For instance, a similar thing is at work in Once Upon a Time in the West with Charles Bronson. Bronson, at first, doesn't act all that heroic, and he's often given ominous overtones (for that matter so is Robard's character, Cheyenne). Nonetheless, unlike Yun, Bronson is never as completely unlikeable. You can't quite figure him out, but he's never portrayed as a straight up @$$hole. This movie does set up it's main character in exactly that way, only to show you what made him the monster he became.

If anything was throwaway in the movie, it was the requisite love interest. It's a fast and cheap way to give some characters a little more dimensionality. Sword in the Moon tries to integrate the relationship into the plot, but you could still have the basic movie without it. At the very least, it doesn't drag on and on for no apparent reason (as compared to the middle third of Crouching Tiger, Hidden Dragon where I couldn't have cared less about our two young lovers).

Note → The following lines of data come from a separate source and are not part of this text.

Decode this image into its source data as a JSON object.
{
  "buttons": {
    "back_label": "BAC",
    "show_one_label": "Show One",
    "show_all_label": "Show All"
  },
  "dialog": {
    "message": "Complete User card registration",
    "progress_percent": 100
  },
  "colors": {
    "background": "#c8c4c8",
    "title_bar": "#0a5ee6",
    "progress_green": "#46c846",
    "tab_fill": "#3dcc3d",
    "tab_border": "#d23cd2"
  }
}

My only other complaint has to do with the sort of Butch Cassidy nature of the ending. Granted I'm sort of giving something away by even saying that, but I think you'd still have to see it to know how it would get to that point. In any event, it's more a problem with pacing the ending so that there was a little more of a climax before it went out that way.

In the end, a lot of previous review gave the movie a mediocre to bum rap which I didn't think it deserved. It was similar to the reception of Wong Kar Wai's Ashes of Time (ie. a lot of the same complaints, particularly about the fight scenes), where again, I thought "But you're missing the point if that's what you thought it was about." Now if it's all because you were mislead by marketing or advertising, then I understand the problem (and I say "Damn them, for fooling you"). However, you can't go into any Asian flick without expecting a little melodrams, and with the Koreans, I will guarantee it. Even the comedies, half the time, someone dies. A pretty good rule of thumg to remember is: Samurai movies - sometimes movies filled with guys with swords had nothing to do with bad @$$ action scenes.

In the end, Sword in the Moon was a fine film. Not the next classic martial arts movie, but definitely one of the better if only because it went for character development in what is often and overworked and underdeveloped genre.

Human Butcher. How about that.

I realize that one day, I need to talk about comics again. I will. Promise.